About this task
The answer must be an exact restatement of all the data.

(Source records)

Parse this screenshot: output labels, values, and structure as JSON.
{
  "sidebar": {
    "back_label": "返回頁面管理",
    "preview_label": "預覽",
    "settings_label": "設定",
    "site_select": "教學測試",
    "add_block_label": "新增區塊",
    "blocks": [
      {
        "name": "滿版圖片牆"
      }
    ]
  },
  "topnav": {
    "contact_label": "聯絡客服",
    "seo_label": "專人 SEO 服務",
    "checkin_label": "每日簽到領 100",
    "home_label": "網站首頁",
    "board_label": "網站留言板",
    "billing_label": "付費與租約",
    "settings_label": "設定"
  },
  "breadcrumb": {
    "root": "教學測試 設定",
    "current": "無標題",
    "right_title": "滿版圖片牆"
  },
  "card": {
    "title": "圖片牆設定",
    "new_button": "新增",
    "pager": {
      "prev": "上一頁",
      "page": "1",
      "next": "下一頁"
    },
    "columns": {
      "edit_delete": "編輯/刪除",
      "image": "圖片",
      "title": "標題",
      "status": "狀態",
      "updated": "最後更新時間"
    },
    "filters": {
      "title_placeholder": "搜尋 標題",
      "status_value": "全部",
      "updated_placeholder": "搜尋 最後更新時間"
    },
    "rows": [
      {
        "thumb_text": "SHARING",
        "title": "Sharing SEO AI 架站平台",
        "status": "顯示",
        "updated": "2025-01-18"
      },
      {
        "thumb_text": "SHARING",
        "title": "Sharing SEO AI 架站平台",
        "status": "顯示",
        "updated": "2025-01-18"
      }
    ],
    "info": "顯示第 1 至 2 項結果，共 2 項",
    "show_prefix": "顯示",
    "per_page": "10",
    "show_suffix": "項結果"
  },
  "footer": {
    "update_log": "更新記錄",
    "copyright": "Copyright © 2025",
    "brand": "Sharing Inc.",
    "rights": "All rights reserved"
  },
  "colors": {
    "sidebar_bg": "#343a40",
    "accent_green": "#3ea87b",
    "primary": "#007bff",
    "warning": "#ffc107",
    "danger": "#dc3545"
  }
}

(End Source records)

Expected output
Parse this screenshot: output labels, values, and structure as JSON.
{
  "sidebar": {
    "back_label": "返回頁面管理",
    "preview_label": "預覽",
    "settings_label": "設定",
    "site_select": "教學測試",
    "add_block_label": "新增區塊",
    "blocks": [
      {
        "name": "滿版圖片牆"
      }
    ]
  },
  "topnav": {
    "contact_label": "聯絡客服",
    "seo_label": "專人 SEO 服務",
    "checkin_label": "每日簽到領 100",
    "home_label": "網站首頁",
    "board_label": "網站留言板",
    "billing_label": "付費與租約",
    "settings_label": "設定"
  },
  "breadcrumb": {
    "root": "教學測試 設定",
    "current": "無標題",
    "right_title": "滿版圖片牆"
  },
  "card": {
    "title": "圖片牆設定",
    "new_button": "新增",
    "pager": {
      "prev": "上一頁",
      "page": "1",
      "next": "下一頁"
    },
    "columns": {
      "edit_delete": "編輯/刪除",
      "image": "圖片",
      "title": "標題",
      "status": "狀態",
      "updated": "最後更新時間"
    },
    "filters": {
      "title_placeholder": "搜尋 標題",
      "status_value": "全部",
      "updated_placeholder": "搜尋 最後更新時間"
    },
    "rows": [
      {
        "thumb_text": "SHARING",
        "title": "Sharing SEO AI 架站平台",
        "status": "顯示",
        "updated": "2025-01-18"
      },
      {
        "thumb_text": "SHARING",
        "title": "Sharing SEO AI 架站平台",
        "status": "顯示",
        "updated": "2025-01-18"
      }
    ],
    "info": "顯示第 1 至 2 項結果，共 2 項",
    "show_prefix": "顯示",
    "per_page": "10",
    "show_suffix": "項結果"
  },
  "footer": {
    "update_log": "更新記錄",
    "copyright": "Copyright © 2025",
    "brand": "Sharing Inc.",
    "rights": "All rights reserved"
  },
  "colors": {
    "sidebar_bg": "#343a40",
    "accent_green": "#3ea87b",
    "primary": "#007bff",
    "warning": "#ffc107",
    "danger": "#dc3545"
  }
}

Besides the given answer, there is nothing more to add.